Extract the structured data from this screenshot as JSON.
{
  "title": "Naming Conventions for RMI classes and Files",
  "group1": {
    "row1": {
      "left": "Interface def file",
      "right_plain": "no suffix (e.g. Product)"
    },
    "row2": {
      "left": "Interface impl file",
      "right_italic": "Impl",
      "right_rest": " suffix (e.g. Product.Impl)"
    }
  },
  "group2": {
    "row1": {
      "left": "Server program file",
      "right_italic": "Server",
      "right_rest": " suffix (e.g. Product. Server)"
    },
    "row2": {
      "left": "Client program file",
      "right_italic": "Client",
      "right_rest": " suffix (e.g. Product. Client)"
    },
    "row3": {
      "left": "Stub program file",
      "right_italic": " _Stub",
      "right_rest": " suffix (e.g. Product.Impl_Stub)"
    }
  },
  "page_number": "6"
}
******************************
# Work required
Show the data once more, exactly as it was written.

# Worked solution
Extract the structured data from this screenshot as JSON.
{
  "title": "Naming Conventions for RMI classes and Files",
  "group1": {
    "row1": {
      "left": "Interface def file",
      "right_plain": "no suffix (e.g. Product)"
    },
    "row2": {
      "left": "Interface impl file",
      "right_italic": "Impl",
      "right_rest": " suffix (e.g. Product.Impl)"
    }
  },
  "group2": {
    "row1": {
      "left": "Server program file",
      "right_italic": "Server",
      "right_rest": " suffix (e.g. Product. Server)"
    },
    "row2": {
      "left": "Client program file",
      "right_italic": "Client",
      "right_rest": " suffix (e.g. Product. Client)"
    },
    "row3": {
      "left": "Stub program file",
      "right_italic": " _Stub",
      "right_rest": " suffix (e.g. Product.Impl_Stub)"
    }
  },
  "page_number": "6"
}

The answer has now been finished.